→ WORK REQUIRED
Find and copy each line of the listing below that has the word "Distagon" in it.
== Segment start ==
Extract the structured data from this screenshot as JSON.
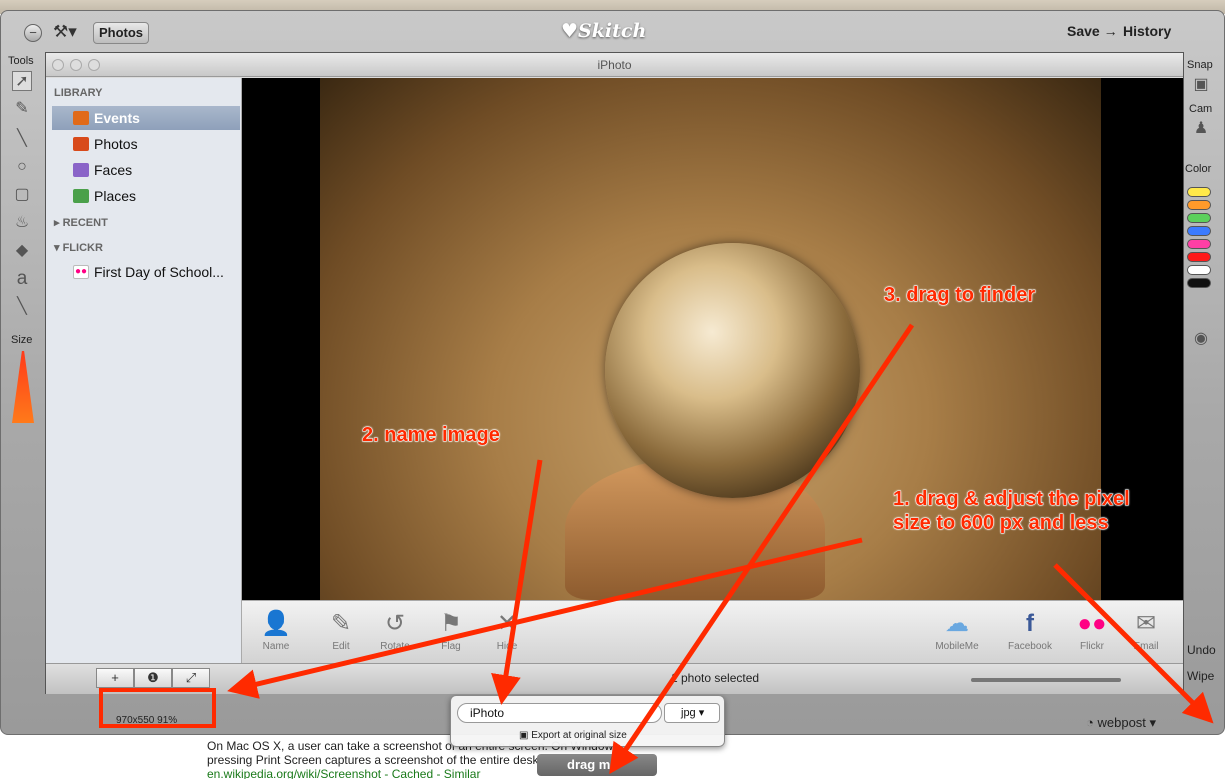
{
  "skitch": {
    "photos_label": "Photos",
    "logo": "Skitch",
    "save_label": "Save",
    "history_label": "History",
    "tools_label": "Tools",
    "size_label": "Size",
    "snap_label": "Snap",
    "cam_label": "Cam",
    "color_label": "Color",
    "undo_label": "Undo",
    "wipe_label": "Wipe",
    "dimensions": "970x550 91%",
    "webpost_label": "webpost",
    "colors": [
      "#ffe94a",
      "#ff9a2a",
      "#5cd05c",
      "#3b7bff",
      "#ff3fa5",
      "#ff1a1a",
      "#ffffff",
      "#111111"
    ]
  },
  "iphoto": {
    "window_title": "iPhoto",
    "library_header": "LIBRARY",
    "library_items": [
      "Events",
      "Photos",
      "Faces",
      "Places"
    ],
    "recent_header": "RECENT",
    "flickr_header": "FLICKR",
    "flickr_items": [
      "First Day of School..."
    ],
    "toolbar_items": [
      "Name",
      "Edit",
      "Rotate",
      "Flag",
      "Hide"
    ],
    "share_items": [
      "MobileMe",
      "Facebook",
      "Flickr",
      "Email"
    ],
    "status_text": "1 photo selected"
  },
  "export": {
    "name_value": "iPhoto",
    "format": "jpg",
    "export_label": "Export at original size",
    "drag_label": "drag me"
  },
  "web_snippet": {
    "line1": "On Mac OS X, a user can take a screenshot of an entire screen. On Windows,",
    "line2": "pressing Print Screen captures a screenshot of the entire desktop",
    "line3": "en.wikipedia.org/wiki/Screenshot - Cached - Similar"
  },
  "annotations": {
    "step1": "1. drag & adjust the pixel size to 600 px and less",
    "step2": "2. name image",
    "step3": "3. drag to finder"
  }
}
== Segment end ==
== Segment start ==
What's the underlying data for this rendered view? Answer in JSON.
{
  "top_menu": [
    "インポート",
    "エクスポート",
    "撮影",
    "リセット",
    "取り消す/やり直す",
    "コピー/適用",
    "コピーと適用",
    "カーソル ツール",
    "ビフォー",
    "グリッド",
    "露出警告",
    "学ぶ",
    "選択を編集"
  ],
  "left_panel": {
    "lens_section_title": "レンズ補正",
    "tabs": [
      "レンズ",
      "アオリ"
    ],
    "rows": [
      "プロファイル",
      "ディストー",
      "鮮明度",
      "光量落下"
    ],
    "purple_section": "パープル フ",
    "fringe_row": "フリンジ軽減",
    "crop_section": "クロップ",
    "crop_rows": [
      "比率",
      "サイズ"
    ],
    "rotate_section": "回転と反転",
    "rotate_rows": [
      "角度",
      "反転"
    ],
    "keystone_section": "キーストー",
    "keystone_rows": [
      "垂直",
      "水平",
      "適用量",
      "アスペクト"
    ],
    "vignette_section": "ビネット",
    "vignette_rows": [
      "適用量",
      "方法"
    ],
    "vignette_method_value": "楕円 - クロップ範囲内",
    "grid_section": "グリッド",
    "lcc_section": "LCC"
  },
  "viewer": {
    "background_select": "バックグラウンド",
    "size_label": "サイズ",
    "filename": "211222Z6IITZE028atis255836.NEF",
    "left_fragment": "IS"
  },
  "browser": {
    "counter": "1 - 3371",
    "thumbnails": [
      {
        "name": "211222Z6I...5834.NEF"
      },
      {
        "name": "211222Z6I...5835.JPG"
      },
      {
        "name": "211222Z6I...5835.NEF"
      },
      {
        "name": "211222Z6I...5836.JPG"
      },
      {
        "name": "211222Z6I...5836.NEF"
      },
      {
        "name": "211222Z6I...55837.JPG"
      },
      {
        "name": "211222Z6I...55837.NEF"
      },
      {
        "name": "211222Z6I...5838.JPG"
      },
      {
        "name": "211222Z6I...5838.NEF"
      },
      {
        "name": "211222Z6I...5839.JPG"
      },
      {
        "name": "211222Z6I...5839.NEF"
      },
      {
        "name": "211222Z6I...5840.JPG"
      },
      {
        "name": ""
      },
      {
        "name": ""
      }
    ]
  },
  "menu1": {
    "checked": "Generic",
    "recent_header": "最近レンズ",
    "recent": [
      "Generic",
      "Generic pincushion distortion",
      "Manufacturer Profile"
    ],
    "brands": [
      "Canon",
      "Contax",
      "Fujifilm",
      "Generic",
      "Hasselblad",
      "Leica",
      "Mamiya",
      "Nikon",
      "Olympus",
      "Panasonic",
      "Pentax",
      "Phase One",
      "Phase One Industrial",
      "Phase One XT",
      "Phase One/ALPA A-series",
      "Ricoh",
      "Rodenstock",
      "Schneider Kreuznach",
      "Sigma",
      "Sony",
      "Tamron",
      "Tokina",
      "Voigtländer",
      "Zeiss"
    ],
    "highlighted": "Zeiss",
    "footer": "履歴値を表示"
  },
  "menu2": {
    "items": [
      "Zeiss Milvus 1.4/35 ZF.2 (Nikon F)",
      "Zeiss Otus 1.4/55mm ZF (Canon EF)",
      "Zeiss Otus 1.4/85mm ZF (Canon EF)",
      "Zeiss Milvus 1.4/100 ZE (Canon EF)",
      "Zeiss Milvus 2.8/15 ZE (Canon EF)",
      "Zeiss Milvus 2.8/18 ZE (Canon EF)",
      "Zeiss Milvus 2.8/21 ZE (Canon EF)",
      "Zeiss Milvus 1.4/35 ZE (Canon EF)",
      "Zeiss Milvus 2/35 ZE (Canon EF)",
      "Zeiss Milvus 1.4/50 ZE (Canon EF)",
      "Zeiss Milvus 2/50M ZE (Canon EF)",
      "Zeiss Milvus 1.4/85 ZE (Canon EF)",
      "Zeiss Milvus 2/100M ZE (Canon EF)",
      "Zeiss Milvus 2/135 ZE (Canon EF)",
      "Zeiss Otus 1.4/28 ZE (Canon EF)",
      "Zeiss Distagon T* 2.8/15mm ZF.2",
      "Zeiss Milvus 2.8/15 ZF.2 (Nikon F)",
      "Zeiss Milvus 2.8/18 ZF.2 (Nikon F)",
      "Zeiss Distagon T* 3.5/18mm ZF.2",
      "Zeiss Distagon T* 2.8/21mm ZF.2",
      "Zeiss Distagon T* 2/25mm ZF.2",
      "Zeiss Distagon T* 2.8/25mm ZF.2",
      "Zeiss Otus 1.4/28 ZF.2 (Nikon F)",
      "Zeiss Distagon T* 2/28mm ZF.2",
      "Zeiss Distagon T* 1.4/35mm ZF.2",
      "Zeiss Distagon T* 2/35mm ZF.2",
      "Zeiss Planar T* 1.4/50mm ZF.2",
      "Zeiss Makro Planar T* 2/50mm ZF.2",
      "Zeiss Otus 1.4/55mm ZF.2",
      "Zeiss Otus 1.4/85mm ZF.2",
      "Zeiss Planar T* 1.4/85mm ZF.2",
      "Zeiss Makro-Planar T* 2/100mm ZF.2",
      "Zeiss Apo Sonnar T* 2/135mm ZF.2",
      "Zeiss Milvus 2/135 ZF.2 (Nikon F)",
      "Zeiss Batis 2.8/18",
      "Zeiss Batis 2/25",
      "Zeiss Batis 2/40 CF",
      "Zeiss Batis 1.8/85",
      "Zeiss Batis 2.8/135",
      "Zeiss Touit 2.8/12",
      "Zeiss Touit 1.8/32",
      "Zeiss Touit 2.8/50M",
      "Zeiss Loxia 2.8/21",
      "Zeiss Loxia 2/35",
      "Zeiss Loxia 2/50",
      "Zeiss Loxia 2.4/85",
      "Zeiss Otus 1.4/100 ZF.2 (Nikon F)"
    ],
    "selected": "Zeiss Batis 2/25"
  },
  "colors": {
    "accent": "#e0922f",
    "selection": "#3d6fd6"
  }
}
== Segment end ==
→ WRITTEN RESPONSE
      "Zeiss Distagon T* 2.8/15mm ZF.2",
      "Zeiss Distagon T* 3.5/18mm ZF.2",
      "Zeiss Distagon T* 2.8/21mm ZF.2",
      "Zeiss Distagon T* 2/25mm ZF.2",
      "Zeiss Distagon T* 2.8/25mm ZF.2",
      "Zeiss Distagon T* 2/28mm ZF.2",
      "Zeiss Distagon T* 1.4/35mm ZF.2",
      "Zeiss Distagon T* 2/35mm ZF.2",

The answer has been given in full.